* Task statement:
Copy out all lines from the material that contain the string "Trigger".

• • • • • • •

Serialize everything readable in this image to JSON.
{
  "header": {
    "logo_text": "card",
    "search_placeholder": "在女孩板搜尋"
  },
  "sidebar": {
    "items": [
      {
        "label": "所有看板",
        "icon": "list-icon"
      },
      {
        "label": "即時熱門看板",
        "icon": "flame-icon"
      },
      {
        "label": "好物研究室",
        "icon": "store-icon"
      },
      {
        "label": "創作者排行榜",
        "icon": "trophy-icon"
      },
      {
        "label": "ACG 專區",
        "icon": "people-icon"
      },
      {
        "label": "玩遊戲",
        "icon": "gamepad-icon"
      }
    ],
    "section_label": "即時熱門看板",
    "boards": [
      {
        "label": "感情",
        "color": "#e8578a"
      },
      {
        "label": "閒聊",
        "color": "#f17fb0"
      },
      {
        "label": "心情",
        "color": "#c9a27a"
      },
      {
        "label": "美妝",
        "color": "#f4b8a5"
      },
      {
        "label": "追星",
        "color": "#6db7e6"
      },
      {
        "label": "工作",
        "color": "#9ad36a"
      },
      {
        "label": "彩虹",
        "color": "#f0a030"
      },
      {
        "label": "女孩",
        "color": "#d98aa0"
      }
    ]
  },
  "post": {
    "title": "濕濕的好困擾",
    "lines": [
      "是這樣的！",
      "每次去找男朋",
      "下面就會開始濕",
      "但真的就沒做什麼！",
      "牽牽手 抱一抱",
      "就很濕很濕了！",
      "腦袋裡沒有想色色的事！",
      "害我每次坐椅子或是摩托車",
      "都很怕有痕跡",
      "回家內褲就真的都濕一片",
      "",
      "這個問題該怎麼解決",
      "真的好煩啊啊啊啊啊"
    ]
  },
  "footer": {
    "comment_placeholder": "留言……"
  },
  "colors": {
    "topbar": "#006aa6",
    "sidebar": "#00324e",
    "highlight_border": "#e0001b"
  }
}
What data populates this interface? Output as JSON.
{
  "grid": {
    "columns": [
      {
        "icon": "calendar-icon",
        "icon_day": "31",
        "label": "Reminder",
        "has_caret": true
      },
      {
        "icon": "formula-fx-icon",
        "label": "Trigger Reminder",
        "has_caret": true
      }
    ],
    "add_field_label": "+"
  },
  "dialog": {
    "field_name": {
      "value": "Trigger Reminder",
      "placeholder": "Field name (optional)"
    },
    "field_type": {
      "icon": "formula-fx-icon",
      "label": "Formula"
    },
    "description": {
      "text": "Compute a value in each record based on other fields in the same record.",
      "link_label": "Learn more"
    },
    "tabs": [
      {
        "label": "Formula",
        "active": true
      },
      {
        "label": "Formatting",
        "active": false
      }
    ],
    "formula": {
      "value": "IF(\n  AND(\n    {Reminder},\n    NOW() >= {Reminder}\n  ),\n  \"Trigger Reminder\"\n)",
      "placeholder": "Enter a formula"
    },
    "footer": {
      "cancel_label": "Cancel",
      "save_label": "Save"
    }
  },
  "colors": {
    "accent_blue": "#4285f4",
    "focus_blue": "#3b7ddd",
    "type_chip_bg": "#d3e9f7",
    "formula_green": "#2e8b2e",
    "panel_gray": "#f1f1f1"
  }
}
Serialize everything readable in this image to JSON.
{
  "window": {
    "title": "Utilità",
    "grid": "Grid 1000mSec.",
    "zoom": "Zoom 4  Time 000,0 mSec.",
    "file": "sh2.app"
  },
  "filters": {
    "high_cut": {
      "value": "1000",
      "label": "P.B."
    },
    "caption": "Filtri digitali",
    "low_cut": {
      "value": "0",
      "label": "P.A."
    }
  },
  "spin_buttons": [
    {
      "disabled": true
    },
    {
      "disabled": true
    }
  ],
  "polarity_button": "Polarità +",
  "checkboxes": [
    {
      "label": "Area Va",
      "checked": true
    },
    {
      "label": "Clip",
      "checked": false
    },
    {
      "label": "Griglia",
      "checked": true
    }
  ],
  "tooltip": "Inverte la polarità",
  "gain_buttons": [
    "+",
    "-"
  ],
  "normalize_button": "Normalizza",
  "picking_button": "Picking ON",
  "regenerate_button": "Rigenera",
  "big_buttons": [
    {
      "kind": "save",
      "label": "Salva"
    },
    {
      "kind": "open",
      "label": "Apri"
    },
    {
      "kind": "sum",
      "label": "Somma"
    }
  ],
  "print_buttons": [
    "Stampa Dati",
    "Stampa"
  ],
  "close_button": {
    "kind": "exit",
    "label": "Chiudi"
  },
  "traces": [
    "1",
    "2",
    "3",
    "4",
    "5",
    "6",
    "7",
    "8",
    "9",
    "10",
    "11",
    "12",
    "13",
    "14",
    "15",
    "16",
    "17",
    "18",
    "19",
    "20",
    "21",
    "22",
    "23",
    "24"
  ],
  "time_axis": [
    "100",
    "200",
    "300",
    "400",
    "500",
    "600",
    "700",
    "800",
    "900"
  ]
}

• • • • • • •

* Result of this task:
        "label": "Trigger Reminder",
      "value": "Trigger Reminder",
      "value": "IF(\n  AND(\n    {Reminder},\n    NOW() >= {Reminder}\n  ),\n  \"Trigger Reminder\"\n)",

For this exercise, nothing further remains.